SUPPLIED DATA:

········

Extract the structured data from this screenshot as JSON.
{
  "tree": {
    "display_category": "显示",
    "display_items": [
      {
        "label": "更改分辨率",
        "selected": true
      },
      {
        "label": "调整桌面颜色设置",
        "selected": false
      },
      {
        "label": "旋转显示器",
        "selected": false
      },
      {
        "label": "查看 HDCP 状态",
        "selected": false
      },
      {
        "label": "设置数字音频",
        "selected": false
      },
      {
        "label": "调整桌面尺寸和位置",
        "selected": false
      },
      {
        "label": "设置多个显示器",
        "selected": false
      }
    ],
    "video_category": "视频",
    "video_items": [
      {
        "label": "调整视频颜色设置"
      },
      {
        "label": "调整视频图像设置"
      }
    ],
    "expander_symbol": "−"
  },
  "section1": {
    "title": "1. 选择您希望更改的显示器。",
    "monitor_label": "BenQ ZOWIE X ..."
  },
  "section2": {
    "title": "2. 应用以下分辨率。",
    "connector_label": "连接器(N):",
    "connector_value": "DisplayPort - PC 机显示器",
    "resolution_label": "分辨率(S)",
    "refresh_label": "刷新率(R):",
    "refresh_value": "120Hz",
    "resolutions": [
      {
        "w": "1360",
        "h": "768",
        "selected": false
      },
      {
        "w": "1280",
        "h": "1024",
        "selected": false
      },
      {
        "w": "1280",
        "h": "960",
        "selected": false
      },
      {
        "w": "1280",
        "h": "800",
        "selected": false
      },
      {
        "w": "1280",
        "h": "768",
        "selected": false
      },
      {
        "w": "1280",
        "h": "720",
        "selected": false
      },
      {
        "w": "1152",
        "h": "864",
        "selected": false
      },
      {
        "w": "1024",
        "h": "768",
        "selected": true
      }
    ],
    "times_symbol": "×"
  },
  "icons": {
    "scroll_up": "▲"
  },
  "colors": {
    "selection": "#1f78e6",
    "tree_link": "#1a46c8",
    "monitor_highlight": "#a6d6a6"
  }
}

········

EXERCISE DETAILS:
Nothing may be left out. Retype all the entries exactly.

WRITTEN RESPONSE:
Extract the structured data from this screenshot as JSON.
{
  "tree": {
    "display_category": "显示",
    "display_items": [
      {
        "label": "更改分辨率",
        "selected": true
      },
      {
        "label": "调整桌面颜色设置",
        "selected": false
      },
      {
        "label": "旋转显示器",
        "selected": false
      },
      {
        "label": "查看 HDCP 状态",
        "selected": false
      },
      {
        "label": "设置数字音频",
        "selected": false
      },
      {
        "label": "调整桌面尺寸和位置",
        "selected": false
      },
      {
        "label": "设置多个显示器",
        "selected": false
      }
    ],
    "video_category": "视频",
    "video_items": [
      {
        "label": "调整视频颜色设置"
      },
      {
        "label": "调整视频图像设置"
      }
    ],
    "expander_symbol": "−"
  },
  "section1": {
    "title": "1. 选择您希望更改的显示器。",
    "monitor_label": "BenQ ZOWIE X ..."
  },
  "section2": {
    "title": "2. 应用以下分辨率。",
    "connector_label": "连接器(N):",
    "connector_value": "DisplayPort - PC 机显示器",
    "resolution_label": "分辨率(S)",
    "refresh_label": "刷新率(R):",
    "refresh_value": "120Hz",
    "resolutions": [
      {
        "w": "1360",
        "h": "768",
        "selected": false
      },
      {
        "w": "1280",
        "h": "1024",
        "selected": false
      },
      {
        "w": "1280",
        "h": "960",
        "selected": false
      },
      {
        "w": "1280",
        "h": "800",
        "selected": false
      },
      {
        "w": "1280",
        "h": "768",
        "selected": false
      },
      {
        "w": "1280",
        "h": "720",
        "selected": false
      },
      {
        "w": "1152",
        "h": "864",
        "selected": false
      },
      {
        "w": "1024",
        "h": "768",
        "selected": true
      }
    ],
    "times_symbol": "×"
  },
  "icons": {
    "scroll_up": "▲"
  },
  "colors": {
    "selection": "#1f78e6",
    "tree_link": "#1a46c8",
    "monitor_highlight": "#a6d6a6"
  }
}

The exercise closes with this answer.